Israeli defence ministry officials announced the prototype technology can measure vital signs of patients, including pulse, respiratory rate and temperature, and detect patterns that indicate a likely COVID-19 infection.
The equipment could be deployed to public spaces such as the entrances to shopping malls to give medics an indication of people who may be exhibiting signs of the virus.
The technology when fully developed would enable doctors and nurses to carry out the screening from two metres away – or even from another room by tracking it on a screen.
Currently, medical teams have to examine patients directly through close contact and at longer intervals, putting them at risk of infection.
Yossi Cohen, vice-president at Elbit Systems’ C4i and Cyber Division, says until the coronavirus pandemic the advanced radar was purely for military use.
“Until now, the civilian world didn’t have this need,” he said.
“This development came as a result of a capability that we want to give doctors at the entrance to emergency rooms to distinguish [between] patients that have a respiratory and have a chance of [contracting] coronavirus from patients suffering from other patients.”

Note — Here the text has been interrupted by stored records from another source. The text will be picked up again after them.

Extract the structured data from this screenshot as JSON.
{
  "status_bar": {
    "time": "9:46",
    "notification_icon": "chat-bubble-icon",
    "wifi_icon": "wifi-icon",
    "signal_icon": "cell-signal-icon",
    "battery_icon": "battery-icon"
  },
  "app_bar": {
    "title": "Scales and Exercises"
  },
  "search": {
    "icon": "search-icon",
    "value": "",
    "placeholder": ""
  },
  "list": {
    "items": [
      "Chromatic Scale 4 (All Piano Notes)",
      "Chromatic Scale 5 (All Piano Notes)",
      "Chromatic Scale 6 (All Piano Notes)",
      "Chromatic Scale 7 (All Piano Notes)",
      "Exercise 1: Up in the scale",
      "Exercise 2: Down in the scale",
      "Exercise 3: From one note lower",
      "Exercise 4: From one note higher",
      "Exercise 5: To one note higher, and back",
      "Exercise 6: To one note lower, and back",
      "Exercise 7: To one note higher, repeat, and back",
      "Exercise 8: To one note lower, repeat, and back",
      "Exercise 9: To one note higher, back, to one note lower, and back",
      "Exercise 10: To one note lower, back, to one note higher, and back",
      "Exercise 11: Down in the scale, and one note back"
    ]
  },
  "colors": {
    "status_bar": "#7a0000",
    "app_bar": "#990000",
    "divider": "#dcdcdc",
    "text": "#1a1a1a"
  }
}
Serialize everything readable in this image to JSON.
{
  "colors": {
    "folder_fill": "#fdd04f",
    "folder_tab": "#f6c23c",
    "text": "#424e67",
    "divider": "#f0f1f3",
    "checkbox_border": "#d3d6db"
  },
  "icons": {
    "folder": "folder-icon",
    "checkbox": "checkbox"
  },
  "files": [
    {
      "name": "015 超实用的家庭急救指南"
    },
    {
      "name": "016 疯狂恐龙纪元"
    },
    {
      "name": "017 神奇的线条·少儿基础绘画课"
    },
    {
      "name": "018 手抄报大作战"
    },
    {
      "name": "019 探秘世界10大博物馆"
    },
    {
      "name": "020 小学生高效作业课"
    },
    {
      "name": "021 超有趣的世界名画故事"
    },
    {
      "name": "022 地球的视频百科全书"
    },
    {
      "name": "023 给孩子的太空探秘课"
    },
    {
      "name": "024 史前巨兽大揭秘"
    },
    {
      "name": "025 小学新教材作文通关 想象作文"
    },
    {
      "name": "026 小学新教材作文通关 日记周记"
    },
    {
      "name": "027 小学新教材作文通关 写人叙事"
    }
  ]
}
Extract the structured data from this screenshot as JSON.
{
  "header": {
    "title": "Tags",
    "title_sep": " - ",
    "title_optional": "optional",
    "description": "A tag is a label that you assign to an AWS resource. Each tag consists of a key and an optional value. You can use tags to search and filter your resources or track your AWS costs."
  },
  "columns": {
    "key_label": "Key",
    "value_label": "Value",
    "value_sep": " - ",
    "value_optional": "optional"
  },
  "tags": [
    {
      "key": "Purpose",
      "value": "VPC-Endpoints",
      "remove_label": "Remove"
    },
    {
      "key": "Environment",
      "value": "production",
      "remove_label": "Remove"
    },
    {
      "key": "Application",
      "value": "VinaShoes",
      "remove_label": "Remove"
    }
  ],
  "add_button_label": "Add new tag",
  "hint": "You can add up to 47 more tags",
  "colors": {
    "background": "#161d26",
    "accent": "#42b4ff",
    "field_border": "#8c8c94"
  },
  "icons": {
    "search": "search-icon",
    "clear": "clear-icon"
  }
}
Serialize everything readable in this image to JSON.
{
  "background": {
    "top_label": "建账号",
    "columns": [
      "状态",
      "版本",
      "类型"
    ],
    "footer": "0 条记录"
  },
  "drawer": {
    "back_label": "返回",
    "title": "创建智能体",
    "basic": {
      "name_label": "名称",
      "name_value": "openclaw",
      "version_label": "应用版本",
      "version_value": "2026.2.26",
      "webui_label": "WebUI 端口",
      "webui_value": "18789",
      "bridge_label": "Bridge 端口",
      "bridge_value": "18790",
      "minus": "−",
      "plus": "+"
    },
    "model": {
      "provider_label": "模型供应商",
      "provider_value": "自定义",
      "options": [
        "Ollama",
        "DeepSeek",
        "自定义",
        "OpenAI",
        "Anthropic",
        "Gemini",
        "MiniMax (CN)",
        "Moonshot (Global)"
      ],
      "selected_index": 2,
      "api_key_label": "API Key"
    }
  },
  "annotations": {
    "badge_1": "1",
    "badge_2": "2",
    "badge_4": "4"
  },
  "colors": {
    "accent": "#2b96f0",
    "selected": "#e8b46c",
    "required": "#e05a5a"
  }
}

© Supplied Israeli defence companies are converting military radar to detect signs of COVID 10. (Elbit Systems). The virus-detecting technology from IAI is also based on the radar – originally designed to protect perimeters and detect people walking or crawling, or vehicles moving.
Israel Lupa, executive vice president at IAI, said the radar emits a low frequency, making it safe to use around people.
“The system can already detect minor movements. We adapted this to tracking body movements caused by the breath and pulse.
The technology includes a thermal camera for detecting fever and can alert doctors of possible COVID-19 infection in a patient.